Why the Utes will get a full Big 12 share before Cougars do

Eye on the Y: The Tribune’s weekly roundup of news and notes from around the Big 12 conference.

(Francisco Kjolseth | The Salt Lake Tribune) BYU athletic director Tom Holmoe joins the festivities as the school sponsors a big party to celebrate their entrance into the Big 12 Conference on Saturday, July 1, 2023.

There are no rules in realignment.

Soon we’ll have Washington traveling to Rutgers, Oregon on the road to play Maryland, Arizona State off to West Virginia — and maybe the remnants of the Pac-12 playing some games on the Atlantic Coast.

That is unless you consider the money. Then there is one rule to realignment: Chase the biggest paycheck you can find and leave everything else in the past.

And if that is the reason why college football has reached this point, it’s at least worth looking into the financial timelines realignment created — particularly for BYU and Utah.

For BYU, it will be a full-share revenue member of the Big 12 by its third year in the league. That means waiting until 2025 before the Cougars see the full benefits of a Power Five membership.

For Utah, it will get its full share in 2024, its first year in the Big 12. Even though Utah joined the conference later, it will get the money sooner.

The reason has to do with timing and leverage.

BYU came in with UCF, Houston and Cincinnati. At that moment, the Big 12 didn’t have a new media rights deal signed. Plus, all four schools were coming from either independence or the Group of Five. They wanted to level up. Even with Texas and Oklahoma leaving, the conference had the power and could take the four schools at a discount.

As for Utah, the Big 12 already had a media rights deal signed when it was admitted. The deal included a pro rata clause that said if the conference added another Power Five school (up to 16 members) that program could come in as a full-share member immediately.

Utah was already getting Power Five money from the Pac-12. So in theory, if the Big 12 was going to lure the Utes away, it needed to give a full-share to make the offer enticing.
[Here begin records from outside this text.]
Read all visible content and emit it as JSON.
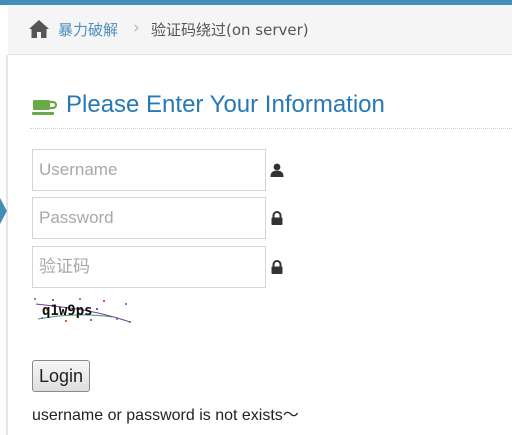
{
  "breadcrumb": {
    "home_icon": "home-icon",
    "parent_label": "暴力破解",
    "separator": "›",
    "current_label": "验证码绕过(on server)"
  },
  "header": {
    "icon": "coffee-cup-icon",
    "title": "Please Enter Your Information"
  },
  "form": {
    "username_placeholder": "Username",
    "username_icon": "user-icon",
    "password_placeholder": "Password",
    "password_icon": "lock-icon",
    "captcha_placeholder": "验证码",
    "captcha_icon": "lock-icon",
    "captcha_image_text": "q1w9ps",
    "login_label": "Login"
  },
  "message": "username or password is not exists～",
  "colors": {
    "accent": "#438eb9",
    "title": "#2679b5",
    "cup_icon": "#69aa46"
  }
}
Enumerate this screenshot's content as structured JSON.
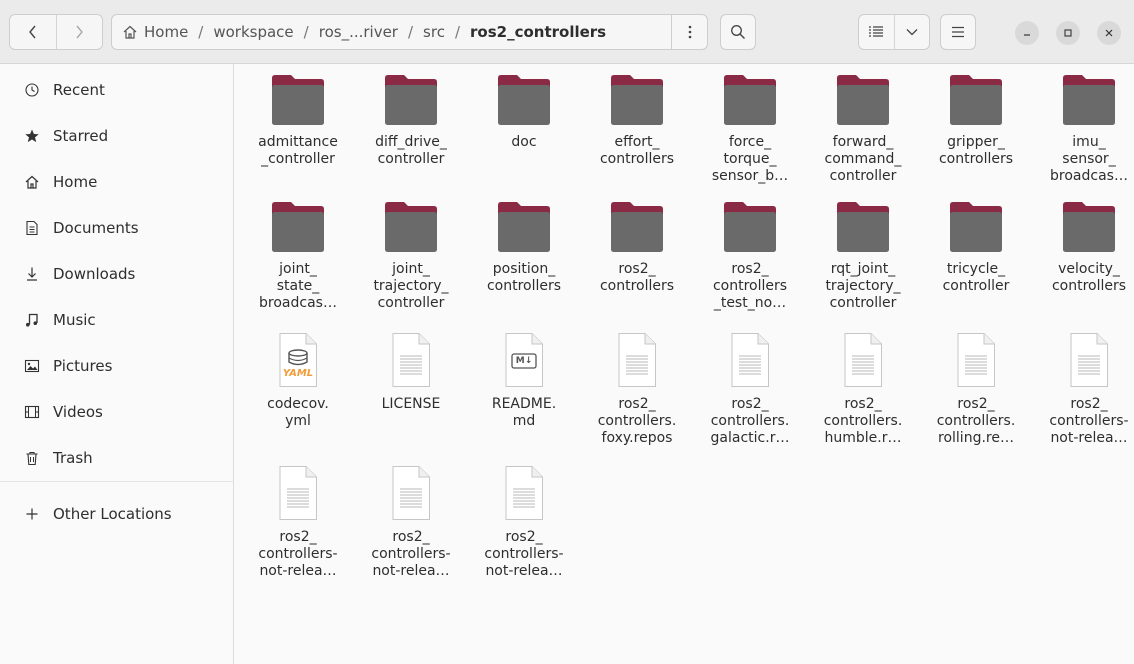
{
  "header": {
    "path": [
      {
        "label": "Home"
      },
      {
        "label": "workspace"
      },
      {
        "label": "ros_...river"
      },
      {
        "label": "src"
      },
      {
        "label": "ros2_controllers"
      }
    ],
    "path_menu_icon": "vertical-ellipsis-icon",
    "search_icon": "search-icon",
    "view_icon": "list-view-icon",
    "view_dropdown_icon": "chevron-down-icon",
    "menu_icon": "hamburger-menu-icon"
  },
  "sidebar": {
    "items": [
      {
        "label": "Recent",
        "icon": "clock-icon"
      },
      {
        "label": "Starred",
        "icon": "star-icon"
      },
      {
        "label": "Home",
        "icon": "home-icon"
      },
      {
        "label": "Documents",
        "icon": "document-icon"
      },
      {
        "label": "Downloads",
        "icon": "download-icon"
      },
      {
        "label": "Music",
        "icon": "music-note-icon"
      },
      {
        "label": "Pictures",
        "icon": "picture-icon"
      },
      {
        "label": "Videos",
        "icon": "film-icon"
      },
      {
        "label": "Trash",
        "icon": "trash-icon"
      },
      {
        "label": "Other Locations",
        "icon": "plus-icon"
      }
    ]
  },
  "colors": {
    "folder_tab": "#8a2a45",
    "folder_body": "#6a6a6a",
    "yaml_accent": "#f29c38",
    "accent_window": "#d9d9d9"
  },
  "files": [
    {
      "label": "admittance\n_controller",
      "type": "folder"
    },
    {
      "label": "diff_drive_\ncontroller",
      "type": "folder"
    },
    {
      "label": "doc",
      "type": "folder"
    },
    {
      "label": "effort_\ncontrollers",
      "type": "folder"
    },
    {
      "label": "force_\ntorque_\nsensor_b…",
      "type": "folder"
    },
    {
      "label": "forward_\ncommand_\ncontroller",
      "type": "folder"
    },
    {
      "label": "gripper_\ncontrollers",
      "type": "folder"
    },
    {
      "label": "imu_\nsensor_\nbroadcas…",
      "type": "folder"
    },
    {
      "label": "joint_\nstate_\nbroadcas…",
      "type": "folder"
    },
    {
      "label": "joint_\ntrajectory_\ncontroller",
      "type": "folder"
    },
    {
      "label": "position_\ncontrollers",
      "type": "folder"
    },
    {
      "label": "ros2_\ncontrollers",
      "type": "folder"
    },
    {
      "label": "ros2_\ncontrollers\n_test_no…",
      "type": "folder"
    },
    {
      "label": "rqt_joint_\ntrajectory_\ncontroller",
      "type": "folder"
    },
    {
      "label": "tricycle_\ncontroller",
      "type": "folder"
    },
    {
      "label": "velocity_\ncontrollers",
      "type": "folder"
    },
    {
      "label": "codecov.\nyml",
      "type": "yaml",
      "badge": "YAML"
    },
    {
      "label": "LICENSE",
      "type": "text"
    },
    {
      "label": "README.\nmd",
      "type": "markdown",
      "badge": "M↓"
    },
    {
      "label": "ros2_\ncontrollers.\nfoxy.repos",
      "type": "text"
    },
    {
      "label": "ros2_\ncontrollers.\ngalactic.r…",
      "type": "text"
    },
    {
      "label": "ros2_\ncontrollers.\nhumble.r…",
      "type": "text"
    },
    {
      "label": "ros2_\ncontrollers.\nrolling.re…",
      "type": "text"
    },
    {
      "label": "ros2_\ncontrollers-\nnot-relea…",
      "type": "text"
    },
    {
      "label": "ros2_\ncontrollers-\nnot-relea…",
      "type": "text"
    },
    {
      "label": "ros2_\ncontrollers-\nnot-relea…",
      "type": "text"
    },
    {
      "label": "ros2_\ncontrollers-\nnot-relea…",
      "type": "text"
    }
  ]
}
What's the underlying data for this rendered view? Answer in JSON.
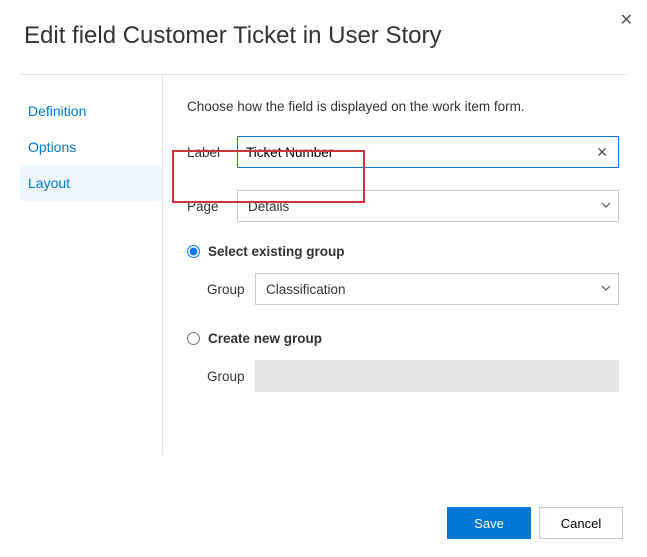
{
  "dialog": {
    "title": "Edit field Customer Ticket in User Story"
  },
  "sidebar": {
    "items": [
      {
        "label": "Definition",
        "selected": false
      },
      {
        "label": "Options",
        "selected": false
      },
      {
        "label": "Layout",
        "selected": true
      }
    ]
  },
  "main": {
    "intro": "Choose how the field is displayed on the work item form.",
    "label_field_label": "Label",
    "label_value": "Ticket Number",
    "page_field_label": "Page",
    "page_value": "Details",
    "existing_group_label": "Select existing group",
    "group_field_label": "Group",
    "group_value": "Classification",
    "new_group_label": "Create new group",
    "new_group_field_label": "Group"
  },
  "footer": {
    "save": "Save",
    "cancel": "Cancel"
  }
}
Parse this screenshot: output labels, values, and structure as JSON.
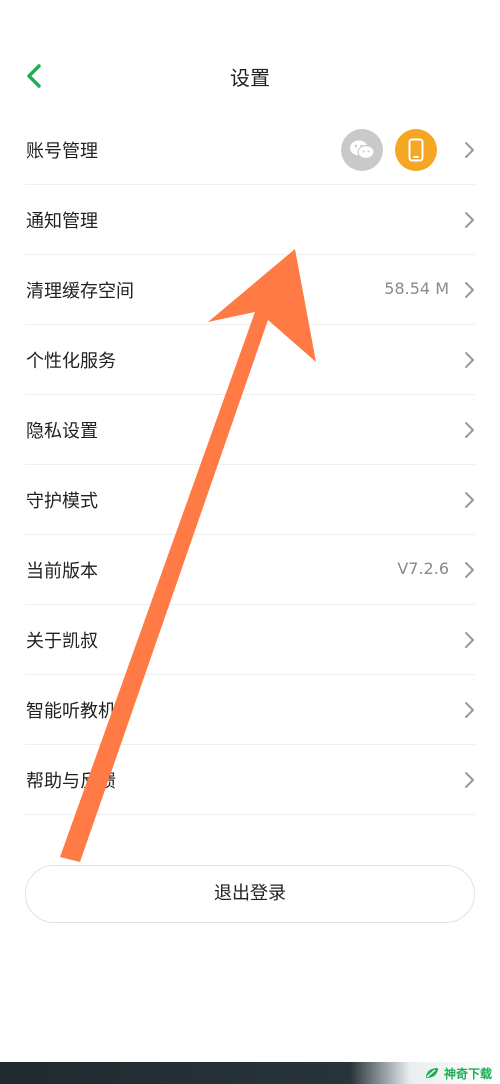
{
  "header": {
    "title": "设置"
  },
  "list": [
    {
      "label": "账号管理",
      "value": ""
    },
    {
      "label": "通知管理",
      "value": ""
    },
    {
      "label": "清理缓存空间",
      "value": "58.54 M"
    },
    {
      "label": "个性化服务",
      "value": ""
    },
    {
      "label": "隐私设置",
      "value": ""
    },
    {
      "label": "守护模式",
      "value": ""
    },
    {
      "label": "当前版本",
      "value": "V7.2.6"
    },
    {
      "label": "关于凯叔",
      "value": ""
    },
    {
      "label": "智能听教机",
      "value": ""
    },
    {
      "label": "帮助与反馈",
      "value": ""
    }
  ],
  "account_icons": [
    "wechat-icon",
    "phone-icon"
  ],
  "logout_label": "退出登录",
  "watermark_text": "神奇下载",
  "colors": {
    "accent_green": "#1fae55",
    "phone_orange": "#f5a623",
    "wechat_gray": "#c9c9c9",
    "annotation_arrow": "#ff7a45"
  }
}
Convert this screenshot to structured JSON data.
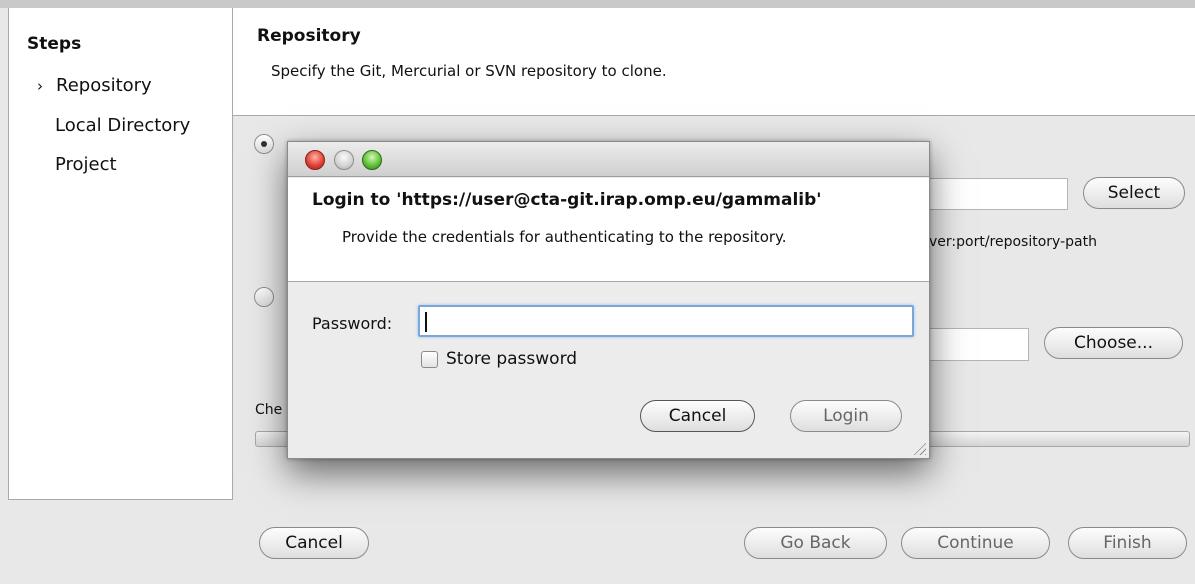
{
  "sidebar": {
    "title": "Steps",
    "current_marker": "›",
    "items": [
      {
        "label": "Repository"
      },
      {
        "label": "Local Directory"
      },
      {
        "label": "Project"
      }
    ]
  },
  "header": {
    "title": "Repository",
    "subtitle": "Specify the Git, Mercurial or SVN repository to clone."
  },
  "content": {
    "select_button": "Select",
    "url_hint": "ver:port/repository-path",
    "choose_button": "Choose...",
    "checkout_label_partial": "Che"
  },
  "footer": {
    "cancel": "Cancel",
    "go_back": "Go Back",
    "continue": "Continue",
    "finish": "Finish"
  },
  "dialog": {
    "title": "Login to 'https://user@cta-git.irap.omp.eu/gammalib'",
    "subtitle": "Provide the credentials for authenticating to the repository.",
    "password_label": "Password:",
    "password_value": "",
    "store_password_label": "Store password",
    "store_password_checked": false,
    "cancel_button": "Cancel",
    "login_button": "Login"
  }
}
If the Big 12 offered Utah a discounted version of its media rights deal (say 50%) it would be less money than even a weak Apple TV offer the Pac-12 had (about $15 million compared with the $23 million deal the Pac-12 was looking at).

The financials here aren’t everything. For one, Utah was already getting more revenue than BYU from TV and media. It doesn’t change the playing field. Secondly, television revenue isn’t the only source of income for an athletic department.

Still, it’s another reminder of how lawless realignment can be.

Quick Hits

BYU’s overhauled roster has so many unknowns. But the “unknowns can run.”

BYU fall camp: Building a defense on the fly, finding a young core and key position battles.

Aaron Rodgers talks about Zach Wilson’s status.

Around the Big 12

Baylor — The running game was supposed to be a big part of the Bears’ revival in 2023. Now, it just lost one of its RBs.

UCF — What is the benchmark for success in first year in the Big 12?

Cincinnati — Satterfield talks first training camp.

Houston — Holgorsen discusses Big 12 expansion.

Iowa State — QB Hunter Dekkers at the center of gambling scandle as fall camp opens.

Kansas — The latest on Jalon Daniels’ status.

Kansas State — The Wildcats soar into the preseason Top 25.

Oklahoma — Is the Big 12 in the healthiest position yet?

Oklahoma State — Is this string of realignment exactly what OSU wanted?

TCU — Is 16th in the preseason poll too low for the national runner-ups? Or is it overselling?

Texas — Finds itself on a list of the biggest underachievers in college football. Will that change this year?

Texas Tech — Learning what the Red Raiders think of the new Big 12.

West Virginia — Wren Baker’s response to ASU’s comments.